Saudi Arabia will not hesitate to confront regional threats, the country's powerful crown prince Mohammed bin Salman has said in an interview published days after the US accused Iran of attacking two oil tankers in the Gulf of Oman.
"The kingdom does not want war in the region, but we will not hesitate to deal with any threat to our people, our sovereignty and our vital interests." Salman told influential pan-Arab newspaper Asharq al-Awsat.
In the interview released Sunday, the Crown Prince owed Saudi Arabia's bow rival Iran and its agents to carry out "sabotage" to four tankers near Fujairah's port, including two Saudi airlines, last month.
The attacks on two oil tankers near the strategic Hormuz strike earlier this week encountered fears of a wider conflict in the region. Iran has denied any role in the episodes.
The United States claims that Iran used limpet mines to target tankers. The Japanese owner of the tanker later said it was hit by a flying projectile, which opposed reports from US officials and the military on the source.

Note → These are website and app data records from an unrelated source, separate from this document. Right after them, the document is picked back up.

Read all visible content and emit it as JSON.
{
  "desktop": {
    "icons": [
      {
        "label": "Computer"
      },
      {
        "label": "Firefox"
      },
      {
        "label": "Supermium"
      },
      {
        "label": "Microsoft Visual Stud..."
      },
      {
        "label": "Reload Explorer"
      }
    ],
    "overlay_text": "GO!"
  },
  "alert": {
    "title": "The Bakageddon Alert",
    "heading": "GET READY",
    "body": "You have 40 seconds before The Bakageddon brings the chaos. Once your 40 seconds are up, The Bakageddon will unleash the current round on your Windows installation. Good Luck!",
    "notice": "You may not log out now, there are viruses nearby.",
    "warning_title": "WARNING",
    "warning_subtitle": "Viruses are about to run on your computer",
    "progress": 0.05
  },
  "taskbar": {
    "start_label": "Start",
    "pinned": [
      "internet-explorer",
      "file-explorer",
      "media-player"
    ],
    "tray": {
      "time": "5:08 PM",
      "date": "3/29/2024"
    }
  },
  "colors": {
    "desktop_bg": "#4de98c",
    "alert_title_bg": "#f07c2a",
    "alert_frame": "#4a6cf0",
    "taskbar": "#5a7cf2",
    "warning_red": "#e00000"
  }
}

The explosions occurred while Japanese Prime Minister Shinzo Abe was in Iran's capital Tehran trying to help ease rising tensions between the US and Iran.
"The Iranian regime did not respect the Japanese Prime Minister's visit to Tehran, and while he was there, he responded to his efforts by attacking two tankers, one of which was Japanese," said Salman al-Awsat. 1
Salman, who is also Defense Minister and oversees all the great forces in the country, said recent events in the region underline the importance of the kingdom's demands on the international community to take "a company against Iran."
" The election is clear for Iran, "said the Crown Prince in the interview, where the helm of Tehran was ratcheting. "Do you want to be a normal state with a constructive role in the international community, or do you want to remain a rogue state?"
Salman's government is facing a coalition involved in a bloody, four-year war with Iran-backed Houthi militias in Yemen, which has led to one of the world's largest humanitarian crises.
Saudi Arabia accuses Iran of arming the Houthiserne, who claimed responsibility for a missile strike at a Saudi Arabian airport in the city of Abha, that the kingdom said wounded 26 passengers last week. Houthiserne also carried out a drone strike last month on a key Saudi oil pipeline.
Salman said Saudi Arabia will continue its business in Yemen and support its people "in their quest to protect their independence and sovereignty." The crown prince also touched on other topics, such as the murder of Saudi journalist Jamal Khashoggi last year, which he called "a very painful crime."
The death of the Washington Post author, a prolonged Saudi insider who became a critic of Salman caused international rebellion and left the Crown Prince's reformist image in tatters. US intelligence has said it was unthinkable that bin Salman had no connection with the journalist's killing.
The Crown Prince told Al-Awsat that the Kingdom is seeking "full justice and accountability" in Khashoggi's murder.
Associated Press contributed.